▸ **ASSIGNMENT**
Search the data below, and report every line in which "JSON" occurs.

EXERCISE INPUTS START

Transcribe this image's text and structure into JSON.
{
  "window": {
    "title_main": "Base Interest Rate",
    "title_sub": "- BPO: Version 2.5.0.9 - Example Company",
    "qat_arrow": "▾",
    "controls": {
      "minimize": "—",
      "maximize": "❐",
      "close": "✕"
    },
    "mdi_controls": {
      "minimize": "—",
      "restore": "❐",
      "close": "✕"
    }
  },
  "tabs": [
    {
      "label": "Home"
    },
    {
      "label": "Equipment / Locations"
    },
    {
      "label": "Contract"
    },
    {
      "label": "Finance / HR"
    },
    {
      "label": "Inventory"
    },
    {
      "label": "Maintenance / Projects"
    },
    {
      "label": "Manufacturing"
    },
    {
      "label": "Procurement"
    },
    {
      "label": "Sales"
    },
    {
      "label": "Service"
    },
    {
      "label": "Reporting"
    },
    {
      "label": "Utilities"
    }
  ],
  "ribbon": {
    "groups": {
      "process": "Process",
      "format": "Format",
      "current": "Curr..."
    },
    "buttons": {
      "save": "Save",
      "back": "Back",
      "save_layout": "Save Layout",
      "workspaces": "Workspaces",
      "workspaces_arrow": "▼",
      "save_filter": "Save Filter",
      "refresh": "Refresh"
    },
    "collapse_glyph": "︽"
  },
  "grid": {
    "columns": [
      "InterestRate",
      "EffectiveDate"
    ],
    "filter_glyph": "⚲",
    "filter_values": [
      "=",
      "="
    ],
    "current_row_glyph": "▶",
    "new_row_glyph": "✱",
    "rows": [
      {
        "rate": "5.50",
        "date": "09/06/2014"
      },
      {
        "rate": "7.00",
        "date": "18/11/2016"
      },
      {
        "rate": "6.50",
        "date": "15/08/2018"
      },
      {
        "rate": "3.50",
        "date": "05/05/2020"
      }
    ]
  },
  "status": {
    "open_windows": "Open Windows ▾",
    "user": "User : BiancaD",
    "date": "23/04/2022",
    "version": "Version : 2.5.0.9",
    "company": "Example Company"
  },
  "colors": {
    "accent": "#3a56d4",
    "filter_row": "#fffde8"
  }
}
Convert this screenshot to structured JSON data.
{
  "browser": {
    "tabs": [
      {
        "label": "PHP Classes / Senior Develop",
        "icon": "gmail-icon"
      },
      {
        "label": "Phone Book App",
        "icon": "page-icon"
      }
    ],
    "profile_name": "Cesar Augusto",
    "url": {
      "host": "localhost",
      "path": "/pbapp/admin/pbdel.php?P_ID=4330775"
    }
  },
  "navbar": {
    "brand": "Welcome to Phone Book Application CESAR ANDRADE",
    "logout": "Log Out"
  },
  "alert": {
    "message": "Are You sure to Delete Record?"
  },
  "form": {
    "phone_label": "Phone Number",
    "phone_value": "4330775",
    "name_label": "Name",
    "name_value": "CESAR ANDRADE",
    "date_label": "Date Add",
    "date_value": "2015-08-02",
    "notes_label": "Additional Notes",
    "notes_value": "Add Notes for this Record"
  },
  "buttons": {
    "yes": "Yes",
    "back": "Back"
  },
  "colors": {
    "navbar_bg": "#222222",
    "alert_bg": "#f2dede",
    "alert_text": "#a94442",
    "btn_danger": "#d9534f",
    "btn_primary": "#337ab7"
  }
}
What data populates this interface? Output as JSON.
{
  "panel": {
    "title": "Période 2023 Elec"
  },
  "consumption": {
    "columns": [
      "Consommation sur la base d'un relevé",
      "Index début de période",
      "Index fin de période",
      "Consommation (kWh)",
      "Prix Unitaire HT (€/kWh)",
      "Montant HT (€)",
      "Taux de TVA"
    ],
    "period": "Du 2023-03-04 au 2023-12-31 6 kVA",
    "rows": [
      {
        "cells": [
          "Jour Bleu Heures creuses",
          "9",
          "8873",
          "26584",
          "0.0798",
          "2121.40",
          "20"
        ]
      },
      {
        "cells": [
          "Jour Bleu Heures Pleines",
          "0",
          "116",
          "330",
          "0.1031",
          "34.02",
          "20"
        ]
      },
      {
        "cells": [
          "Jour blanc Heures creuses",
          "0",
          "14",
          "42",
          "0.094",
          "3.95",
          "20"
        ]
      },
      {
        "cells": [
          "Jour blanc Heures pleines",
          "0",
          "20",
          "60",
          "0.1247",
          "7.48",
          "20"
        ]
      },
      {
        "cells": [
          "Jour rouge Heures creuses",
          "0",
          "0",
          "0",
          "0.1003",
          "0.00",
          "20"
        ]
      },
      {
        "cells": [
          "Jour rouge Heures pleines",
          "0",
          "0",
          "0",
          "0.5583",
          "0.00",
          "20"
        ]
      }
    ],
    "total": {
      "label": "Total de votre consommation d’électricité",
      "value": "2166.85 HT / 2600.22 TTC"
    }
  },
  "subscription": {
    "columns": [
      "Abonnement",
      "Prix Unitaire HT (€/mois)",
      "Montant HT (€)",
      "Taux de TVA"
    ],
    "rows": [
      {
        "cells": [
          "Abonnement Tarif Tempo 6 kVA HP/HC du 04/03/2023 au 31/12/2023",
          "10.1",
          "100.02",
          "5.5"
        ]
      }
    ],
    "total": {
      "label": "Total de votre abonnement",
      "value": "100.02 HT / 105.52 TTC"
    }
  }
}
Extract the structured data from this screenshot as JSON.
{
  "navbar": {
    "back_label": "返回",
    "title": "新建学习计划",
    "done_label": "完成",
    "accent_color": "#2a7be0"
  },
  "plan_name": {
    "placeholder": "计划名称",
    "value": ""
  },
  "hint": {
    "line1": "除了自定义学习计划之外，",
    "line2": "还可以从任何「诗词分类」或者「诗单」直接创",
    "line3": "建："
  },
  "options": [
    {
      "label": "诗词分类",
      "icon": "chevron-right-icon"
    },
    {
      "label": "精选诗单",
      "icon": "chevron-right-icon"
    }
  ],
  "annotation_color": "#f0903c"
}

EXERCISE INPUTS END

▸ **COMPLETED EXERCISE**
Transcribe this image's text and structure into JSON.
Convert this screenshot to structured JSON data.
What data populates this interface? Output as JSON.
Extract the structured data from this screenshot as JSON.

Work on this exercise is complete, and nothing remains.